How reliance on animal disease models is halting progress in the biomedical sciences


How reliance on animal disease models is halting progress in the biomedical sciences

14 February 2019
In his State of the Union address this year, President Trump pledged $500 million over the next 10 years to fund research into cures for childhood cancers.

This is in addition to the 21st Century Cures Act approved in December 2016, authorizing $1.8 billion in funding for the Cancer Moonshot initiative — a boost in pediatric cancer research funding very much welcomed by the scientific community.

Unfortunately, research funding — however extensive— is only a piece of the puzzle in the development of new drugs and treatments, for cancer or other ailments. Despite exponential increases in research investment and publication numbers over the last decades, the number of new drugs making their way to patients has remained relatively constant. For example, the bio-pharmaceutical industry has seen inflation-adjusted research costs per novel drug increase nearly 100 fold in 60 years. In the same period, the number of scientific publications on new drugs increased over 500 percent, and the number of authors 800 percent, per year, every year. Yet drugs are more likely to fail today than in the 1970s — investment and innovation are very much out of line.

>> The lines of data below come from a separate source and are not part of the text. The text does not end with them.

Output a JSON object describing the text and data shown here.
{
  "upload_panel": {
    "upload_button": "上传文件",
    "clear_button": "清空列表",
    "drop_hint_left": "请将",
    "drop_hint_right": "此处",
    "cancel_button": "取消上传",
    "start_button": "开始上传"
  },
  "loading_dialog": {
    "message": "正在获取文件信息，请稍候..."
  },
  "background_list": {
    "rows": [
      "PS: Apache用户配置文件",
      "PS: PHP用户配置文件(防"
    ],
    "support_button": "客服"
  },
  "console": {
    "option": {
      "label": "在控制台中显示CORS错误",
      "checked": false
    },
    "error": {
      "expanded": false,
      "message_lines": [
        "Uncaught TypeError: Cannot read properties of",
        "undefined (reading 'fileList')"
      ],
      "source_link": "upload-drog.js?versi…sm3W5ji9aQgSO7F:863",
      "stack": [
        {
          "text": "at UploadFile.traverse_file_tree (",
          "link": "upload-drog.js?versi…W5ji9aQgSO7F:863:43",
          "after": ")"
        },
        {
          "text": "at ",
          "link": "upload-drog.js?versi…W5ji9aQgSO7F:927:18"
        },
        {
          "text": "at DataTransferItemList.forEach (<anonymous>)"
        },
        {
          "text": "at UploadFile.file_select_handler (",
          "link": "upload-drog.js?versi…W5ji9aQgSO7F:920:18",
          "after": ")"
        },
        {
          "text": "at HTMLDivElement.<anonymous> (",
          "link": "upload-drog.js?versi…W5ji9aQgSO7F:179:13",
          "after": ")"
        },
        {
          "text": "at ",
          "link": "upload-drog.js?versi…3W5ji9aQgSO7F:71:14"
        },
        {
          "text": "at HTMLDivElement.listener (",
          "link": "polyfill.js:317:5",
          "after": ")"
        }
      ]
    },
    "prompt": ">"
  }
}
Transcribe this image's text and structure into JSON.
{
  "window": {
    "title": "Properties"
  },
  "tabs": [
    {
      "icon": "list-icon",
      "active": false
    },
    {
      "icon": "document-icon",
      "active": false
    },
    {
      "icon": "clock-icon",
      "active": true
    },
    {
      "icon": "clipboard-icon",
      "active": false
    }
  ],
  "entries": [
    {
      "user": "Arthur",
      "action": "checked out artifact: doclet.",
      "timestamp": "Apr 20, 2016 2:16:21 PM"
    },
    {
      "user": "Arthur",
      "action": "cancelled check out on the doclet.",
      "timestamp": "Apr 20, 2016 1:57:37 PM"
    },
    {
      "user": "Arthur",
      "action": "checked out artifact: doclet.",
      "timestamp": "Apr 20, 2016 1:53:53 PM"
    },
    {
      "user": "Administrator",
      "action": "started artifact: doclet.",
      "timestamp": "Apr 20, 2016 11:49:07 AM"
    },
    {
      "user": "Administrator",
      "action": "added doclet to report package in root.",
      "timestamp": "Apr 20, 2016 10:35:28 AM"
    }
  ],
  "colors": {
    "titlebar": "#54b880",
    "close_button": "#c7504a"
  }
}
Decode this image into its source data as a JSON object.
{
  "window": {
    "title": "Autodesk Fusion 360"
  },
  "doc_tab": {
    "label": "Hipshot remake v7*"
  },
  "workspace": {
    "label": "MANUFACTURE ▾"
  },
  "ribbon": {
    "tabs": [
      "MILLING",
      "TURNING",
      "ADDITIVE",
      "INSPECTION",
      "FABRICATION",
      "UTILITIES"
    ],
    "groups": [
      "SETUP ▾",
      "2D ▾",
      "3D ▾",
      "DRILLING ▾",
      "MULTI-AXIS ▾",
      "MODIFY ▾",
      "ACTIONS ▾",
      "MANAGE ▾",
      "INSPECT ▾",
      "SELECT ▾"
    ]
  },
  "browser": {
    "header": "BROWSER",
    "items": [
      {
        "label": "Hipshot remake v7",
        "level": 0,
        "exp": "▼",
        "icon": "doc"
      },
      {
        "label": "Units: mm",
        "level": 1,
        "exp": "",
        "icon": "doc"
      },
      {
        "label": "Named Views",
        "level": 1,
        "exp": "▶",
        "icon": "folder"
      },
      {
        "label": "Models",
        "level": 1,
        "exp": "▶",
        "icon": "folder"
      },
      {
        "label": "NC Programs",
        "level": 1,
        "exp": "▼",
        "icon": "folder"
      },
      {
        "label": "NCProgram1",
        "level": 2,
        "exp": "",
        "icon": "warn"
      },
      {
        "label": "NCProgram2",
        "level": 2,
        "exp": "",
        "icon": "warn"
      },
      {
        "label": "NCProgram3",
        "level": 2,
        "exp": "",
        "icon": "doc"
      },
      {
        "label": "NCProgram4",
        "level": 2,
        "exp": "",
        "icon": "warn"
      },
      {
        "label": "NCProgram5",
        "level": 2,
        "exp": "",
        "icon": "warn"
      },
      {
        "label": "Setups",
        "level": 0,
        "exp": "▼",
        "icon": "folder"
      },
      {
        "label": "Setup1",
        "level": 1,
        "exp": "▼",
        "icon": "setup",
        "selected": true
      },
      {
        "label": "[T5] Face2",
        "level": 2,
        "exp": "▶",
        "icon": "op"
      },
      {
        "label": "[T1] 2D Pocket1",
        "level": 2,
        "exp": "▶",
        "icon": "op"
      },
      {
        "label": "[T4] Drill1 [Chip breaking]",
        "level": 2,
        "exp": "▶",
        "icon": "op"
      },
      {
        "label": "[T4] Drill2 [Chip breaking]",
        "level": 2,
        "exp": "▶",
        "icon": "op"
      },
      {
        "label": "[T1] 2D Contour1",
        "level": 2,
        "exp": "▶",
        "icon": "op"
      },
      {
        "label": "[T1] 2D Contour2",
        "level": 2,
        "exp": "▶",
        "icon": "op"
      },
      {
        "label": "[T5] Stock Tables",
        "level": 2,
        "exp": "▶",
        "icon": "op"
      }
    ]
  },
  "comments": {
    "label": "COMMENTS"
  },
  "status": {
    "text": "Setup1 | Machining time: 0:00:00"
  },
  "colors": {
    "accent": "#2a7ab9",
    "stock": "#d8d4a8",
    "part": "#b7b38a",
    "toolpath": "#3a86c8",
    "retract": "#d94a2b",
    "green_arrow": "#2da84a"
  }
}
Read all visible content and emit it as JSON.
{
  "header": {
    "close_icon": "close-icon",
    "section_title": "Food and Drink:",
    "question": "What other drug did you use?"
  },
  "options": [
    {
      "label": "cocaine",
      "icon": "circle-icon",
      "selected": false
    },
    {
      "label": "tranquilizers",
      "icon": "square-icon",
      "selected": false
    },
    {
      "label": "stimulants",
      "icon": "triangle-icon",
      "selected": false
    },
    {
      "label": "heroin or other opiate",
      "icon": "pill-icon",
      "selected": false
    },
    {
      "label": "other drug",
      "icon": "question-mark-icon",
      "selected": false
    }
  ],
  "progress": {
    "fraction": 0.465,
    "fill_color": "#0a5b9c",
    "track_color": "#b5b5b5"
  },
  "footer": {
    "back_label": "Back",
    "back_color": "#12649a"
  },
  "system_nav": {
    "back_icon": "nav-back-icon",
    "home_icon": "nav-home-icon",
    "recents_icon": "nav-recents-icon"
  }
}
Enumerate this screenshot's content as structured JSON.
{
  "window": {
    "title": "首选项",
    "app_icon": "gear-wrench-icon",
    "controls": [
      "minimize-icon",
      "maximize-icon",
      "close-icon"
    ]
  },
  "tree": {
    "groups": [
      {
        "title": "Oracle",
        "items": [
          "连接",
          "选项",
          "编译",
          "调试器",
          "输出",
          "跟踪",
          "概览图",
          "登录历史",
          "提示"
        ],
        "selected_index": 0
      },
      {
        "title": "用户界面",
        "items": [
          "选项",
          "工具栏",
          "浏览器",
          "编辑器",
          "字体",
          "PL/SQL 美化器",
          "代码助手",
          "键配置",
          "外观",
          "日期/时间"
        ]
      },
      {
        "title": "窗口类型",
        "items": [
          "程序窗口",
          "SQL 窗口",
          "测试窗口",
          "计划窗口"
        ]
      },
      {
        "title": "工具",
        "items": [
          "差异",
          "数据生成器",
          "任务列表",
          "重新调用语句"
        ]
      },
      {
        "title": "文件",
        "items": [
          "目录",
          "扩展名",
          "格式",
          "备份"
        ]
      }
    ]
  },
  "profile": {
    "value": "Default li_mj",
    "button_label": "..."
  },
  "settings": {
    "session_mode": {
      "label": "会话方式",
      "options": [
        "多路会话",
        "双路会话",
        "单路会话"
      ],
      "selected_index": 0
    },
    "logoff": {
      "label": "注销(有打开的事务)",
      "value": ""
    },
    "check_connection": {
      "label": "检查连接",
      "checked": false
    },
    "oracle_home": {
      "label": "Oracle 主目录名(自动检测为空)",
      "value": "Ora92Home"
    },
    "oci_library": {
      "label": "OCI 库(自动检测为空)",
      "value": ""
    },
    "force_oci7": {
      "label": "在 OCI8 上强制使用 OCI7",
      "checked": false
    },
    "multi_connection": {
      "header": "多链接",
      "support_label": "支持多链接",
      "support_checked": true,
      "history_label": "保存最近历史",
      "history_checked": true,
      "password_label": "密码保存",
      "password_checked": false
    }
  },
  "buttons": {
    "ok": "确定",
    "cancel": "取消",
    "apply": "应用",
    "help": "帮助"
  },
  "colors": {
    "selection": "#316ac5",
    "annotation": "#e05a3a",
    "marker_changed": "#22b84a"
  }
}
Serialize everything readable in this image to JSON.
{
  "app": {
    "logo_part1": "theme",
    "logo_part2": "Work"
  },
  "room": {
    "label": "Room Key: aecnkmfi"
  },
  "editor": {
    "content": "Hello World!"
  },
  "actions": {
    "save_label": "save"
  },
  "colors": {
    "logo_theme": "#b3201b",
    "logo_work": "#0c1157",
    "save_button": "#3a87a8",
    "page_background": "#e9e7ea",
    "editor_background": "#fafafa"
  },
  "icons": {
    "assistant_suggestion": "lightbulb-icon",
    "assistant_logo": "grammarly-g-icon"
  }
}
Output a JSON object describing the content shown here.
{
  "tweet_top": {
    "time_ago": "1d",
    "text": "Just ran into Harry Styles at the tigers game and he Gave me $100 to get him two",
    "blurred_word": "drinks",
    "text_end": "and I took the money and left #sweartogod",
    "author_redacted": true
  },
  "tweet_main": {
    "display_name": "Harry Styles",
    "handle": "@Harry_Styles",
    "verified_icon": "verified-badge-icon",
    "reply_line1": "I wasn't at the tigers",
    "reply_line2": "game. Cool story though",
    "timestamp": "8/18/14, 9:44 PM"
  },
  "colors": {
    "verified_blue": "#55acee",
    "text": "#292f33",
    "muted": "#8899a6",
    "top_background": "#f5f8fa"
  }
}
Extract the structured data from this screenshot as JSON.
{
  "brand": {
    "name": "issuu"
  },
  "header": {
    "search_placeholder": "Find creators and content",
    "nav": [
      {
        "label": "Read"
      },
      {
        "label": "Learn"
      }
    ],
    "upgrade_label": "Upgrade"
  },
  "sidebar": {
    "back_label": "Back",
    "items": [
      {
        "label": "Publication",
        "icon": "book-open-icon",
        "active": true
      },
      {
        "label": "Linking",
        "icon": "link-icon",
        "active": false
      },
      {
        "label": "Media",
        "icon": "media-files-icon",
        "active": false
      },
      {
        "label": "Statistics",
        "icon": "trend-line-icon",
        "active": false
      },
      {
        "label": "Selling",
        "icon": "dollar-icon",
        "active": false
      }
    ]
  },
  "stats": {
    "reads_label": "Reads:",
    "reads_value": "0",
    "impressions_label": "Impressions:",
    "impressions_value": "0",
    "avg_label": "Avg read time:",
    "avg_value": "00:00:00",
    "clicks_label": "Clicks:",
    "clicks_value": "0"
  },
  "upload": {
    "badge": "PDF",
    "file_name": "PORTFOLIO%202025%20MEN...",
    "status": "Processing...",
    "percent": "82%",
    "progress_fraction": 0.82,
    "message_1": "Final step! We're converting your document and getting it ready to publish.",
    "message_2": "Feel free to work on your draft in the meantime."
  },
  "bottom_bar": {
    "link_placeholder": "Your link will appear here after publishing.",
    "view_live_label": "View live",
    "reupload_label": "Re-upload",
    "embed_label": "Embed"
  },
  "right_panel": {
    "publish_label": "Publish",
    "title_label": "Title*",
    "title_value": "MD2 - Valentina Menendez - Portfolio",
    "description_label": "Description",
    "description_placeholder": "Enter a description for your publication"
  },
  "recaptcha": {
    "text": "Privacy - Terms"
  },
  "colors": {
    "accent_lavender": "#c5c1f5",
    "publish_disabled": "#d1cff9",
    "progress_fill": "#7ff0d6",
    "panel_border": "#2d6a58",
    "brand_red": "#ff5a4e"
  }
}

Many are the factors slowing therapeutic innovation, including prior resolution of simpler research problems, increasing regulation, a high prevalence of non-reproducible results, obscure methods, poorly designed research and publication biases. Many of these issues would greatly benefit from initiatives that promote transparency at the various stages of the therapeutic development pipeline. It has been widely acknowledged that poor reporting prevents the accurate assessment of drug and intervention efficacy. Preclinical research — i.e. those studies involving in vitro (test tube or cell culture) and in vivo (animal) experiments, conducted before testing a drug in humans to establish efficacy and the drug’s potential to cause serious harm — has been shown to be particularly prone to biases and selective reporting of outcomes, leading to bad decision-making, wasted resources, unnecessary replication of efforts and missed opportunities for the development of effective drugs.

One proposal to address this issue is the extension of good disclosure practice to the preclinical phase by conditioning publication to the registration of the preclinical trial prior to the commencement of the study. Indeed, the exact same reasons that compelled prospective registration and deposition of clinical trial results in public databases apply to preclinical studies.